The widow of Austrian martyr Franz Jäggerstätter--Franziska Jäggerstätter--died in March, and I like very much how Tom Roberts describes the ceremony in Linz's cathedral when Franz Jäggerstätter was beatified in October 2007, as Roberts notes Franziska Jäggerstätter's death:
It is unusual for Catholics on the path to sainthood to have been married, and a rather endearing moment occurred during the beatification, the second step to sainthood between being declared "venerable" and being canonized. Some 5,000 people crowded into the cathedral broke into sustained applause when Jägerstätter's four daughters, all of whom attended the ceremony, were acknowledged.
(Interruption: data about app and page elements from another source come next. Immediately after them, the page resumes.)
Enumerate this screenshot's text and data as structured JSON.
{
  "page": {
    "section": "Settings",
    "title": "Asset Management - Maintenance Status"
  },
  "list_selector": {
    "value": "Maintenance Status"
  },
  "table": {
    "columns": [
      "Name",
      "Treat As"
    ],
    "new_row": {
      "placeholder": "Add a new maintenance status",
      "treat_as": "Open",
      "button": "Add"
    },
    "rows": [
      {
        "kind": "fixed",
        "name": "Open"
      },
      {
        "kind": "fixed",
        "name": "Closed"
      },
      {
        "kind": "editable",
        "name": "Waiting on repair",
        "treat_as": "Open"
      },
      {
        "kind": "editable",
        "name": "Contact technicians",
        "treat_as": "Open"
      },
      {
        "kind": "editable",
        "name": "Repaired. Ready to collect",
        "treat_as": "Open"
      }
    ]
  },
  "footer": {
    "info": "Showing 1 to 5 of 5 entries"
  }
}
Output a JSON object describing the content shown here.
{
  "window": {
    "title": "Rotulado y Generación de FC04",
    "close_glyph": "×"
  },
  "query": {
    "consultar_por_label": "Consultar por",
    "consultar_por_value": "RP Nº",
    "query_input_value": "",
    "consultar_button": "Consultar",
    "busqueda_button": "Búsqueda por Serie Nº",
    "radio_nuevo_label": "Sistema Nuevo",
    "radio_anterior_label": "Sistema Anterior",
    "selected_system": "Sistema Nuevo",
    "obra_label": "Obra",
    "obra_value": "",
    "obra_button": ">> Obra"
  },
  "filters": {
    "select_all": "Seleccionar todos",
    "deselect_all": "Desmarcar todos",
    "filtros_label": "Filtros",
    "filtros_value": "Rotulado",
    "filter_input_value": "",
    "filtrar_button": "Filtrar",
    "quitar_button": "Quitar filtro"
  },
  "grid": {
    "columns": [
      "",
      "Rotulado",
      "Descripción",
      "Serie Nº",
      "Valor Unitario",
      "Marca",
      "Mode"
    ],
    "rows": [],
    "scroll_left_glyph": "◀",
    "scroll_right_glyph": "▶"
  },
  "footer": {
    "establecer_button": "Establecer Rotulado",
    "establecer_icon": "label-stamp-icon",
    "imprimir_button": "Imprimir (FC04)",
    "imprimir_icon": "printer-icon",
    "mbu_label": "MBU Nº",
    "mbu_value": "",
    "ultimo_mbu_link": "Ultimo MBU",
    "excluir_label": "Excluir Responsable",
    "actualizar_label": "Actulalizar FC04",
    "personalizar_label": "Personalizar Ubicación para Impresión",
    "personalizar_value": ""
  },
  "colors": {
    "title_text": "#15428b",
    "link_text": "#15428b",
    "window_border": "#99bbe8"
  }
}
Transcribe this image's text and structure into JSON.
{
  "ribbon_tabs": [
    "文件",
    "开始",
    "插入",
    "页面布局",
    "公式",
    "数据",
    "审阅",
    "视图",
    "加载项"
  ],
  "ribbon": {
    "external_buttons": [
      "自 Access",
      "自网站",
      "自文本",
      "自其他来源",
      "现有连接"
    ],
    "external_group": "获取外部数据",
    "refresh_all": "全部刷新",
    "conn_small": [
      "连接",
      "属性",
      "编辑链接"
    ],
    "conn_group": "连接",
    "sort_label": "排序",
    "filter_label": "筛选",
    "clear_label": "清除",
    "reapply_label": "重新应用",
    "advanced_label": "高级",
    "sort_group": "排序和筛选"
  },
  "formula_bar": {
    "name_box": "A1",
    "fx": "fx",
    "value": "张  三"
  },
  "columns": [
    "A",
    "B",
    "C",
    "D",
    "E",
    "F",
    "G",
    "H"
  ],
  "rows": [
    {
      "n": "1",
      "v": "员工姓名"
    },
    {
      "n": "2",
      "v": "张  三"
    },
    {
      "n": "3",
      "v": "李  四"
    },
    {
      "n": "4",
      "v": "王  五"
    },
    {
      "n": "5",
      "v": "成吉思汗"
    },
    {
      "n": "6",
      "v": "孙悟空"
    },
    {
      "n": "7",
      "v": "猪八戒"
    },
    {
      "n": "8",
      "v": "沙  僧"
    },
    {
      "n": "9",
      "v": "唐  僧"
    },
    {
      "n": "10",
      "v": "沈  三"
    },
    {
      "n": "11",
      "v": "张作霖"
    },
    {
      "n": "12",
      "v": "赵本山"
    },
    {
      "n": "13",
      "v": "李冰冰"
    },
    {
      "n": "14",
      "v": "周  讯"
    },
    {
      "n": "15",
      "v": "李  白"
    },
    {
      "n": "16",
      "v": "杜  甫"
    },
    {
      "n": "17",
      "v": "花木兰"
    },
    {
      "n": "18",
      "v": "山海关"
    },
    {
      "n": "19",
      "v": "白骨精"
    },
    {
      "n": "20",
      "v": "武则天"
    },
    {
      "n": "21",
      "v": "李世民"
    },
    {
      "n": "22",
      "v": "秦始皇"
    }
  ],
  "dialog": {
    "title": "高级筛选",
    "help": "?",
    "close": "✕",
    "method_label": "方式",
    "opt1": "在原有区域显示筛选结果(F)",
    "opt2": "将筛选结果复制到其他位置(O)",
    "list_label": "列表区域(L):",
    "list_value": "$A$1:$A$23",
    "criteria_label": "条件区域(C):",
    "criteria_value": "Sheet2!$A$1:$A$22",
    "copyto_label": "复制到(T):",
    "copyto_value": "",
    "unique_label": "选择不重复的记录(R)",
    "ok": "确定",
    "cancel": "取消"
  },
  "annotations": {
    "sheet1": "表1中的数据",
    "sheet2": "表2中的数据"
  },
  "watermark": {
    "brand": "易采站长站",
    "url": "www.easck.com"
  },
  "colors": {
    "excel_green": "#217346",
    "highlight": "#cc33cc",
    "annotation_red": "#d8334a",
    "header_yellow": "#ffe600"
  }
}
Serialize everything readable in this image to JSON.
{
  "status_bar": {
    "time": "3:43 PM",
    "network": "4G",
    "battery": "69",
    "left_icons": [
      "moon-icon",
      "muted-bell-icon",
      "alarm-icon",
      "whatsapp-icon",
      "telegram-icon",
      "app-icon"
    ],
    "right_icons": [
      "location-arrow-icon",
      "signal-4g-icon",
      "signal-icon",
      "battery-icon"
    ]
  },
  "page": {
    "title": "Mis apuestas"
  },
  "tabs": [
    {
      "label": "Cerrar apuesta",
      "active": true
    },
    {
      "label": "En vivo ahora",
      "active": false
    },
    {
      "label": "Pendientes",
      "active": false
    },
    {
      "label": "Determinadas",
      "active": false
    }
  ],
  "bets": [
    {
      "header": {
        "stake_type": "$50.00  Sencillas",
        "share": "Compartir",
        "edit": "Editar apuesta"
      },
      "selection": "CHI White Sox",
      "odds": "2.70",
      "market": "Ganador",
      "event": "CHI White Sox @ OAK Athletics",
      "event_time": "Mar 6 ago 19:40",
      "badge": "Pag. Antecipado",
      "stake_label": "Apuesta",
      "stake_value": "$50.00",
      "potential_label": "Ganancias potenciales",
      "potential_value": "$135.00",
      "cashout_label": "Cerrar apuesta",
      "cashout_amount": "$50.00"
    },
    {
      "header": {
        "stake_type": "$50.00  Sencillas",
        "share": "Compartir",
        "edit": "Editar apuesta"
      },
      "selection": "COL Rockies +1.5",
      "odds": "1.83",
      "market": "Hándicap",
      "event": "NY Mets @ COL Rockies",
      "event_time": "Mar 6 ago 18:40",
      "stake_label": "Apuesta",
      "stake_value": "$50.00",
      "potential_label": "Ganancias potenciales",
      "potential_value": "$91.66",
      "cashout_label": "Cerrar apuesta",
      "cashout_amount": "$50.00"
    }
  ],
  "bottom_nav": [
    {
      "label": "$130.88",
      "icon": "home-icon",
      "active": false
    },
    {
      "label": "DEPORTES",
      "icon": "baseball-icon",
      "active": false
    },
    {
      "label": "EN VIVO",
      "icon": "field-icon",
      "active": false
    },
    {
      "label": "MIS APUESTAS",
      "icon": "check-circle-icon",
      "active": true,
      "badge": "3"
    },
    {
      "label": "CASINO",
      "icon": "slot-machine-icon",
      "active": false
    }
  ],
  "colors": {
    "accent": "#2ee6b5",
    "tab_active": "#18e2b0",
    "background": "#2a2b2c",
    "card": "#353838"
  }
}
He had three with Franziska -- Maria, Rosalia and Aloisa. A fourth, Hildegard, was born out of wedlock to another woman before his marriage to Franziska.
The evening of the beatification, a public official in that region of Austria hosted a large reception and buffet for those attending the ceremony. Franziska could be seen at a table, raising a glass of wine and greeting a steady stream of visitors.
In this scene, I see a real Catholic sensibility at work. But not in the one described here, which notes that Detroit archbishop Allen Vigneron and his theologian-sidekick Edward Peters want to revive the deeply anti-catholic communion wars around the marriage equality issue.
The photo of Franziska Jäggerstätter is from the Linz (Austria) diocesan Catholic newspaper.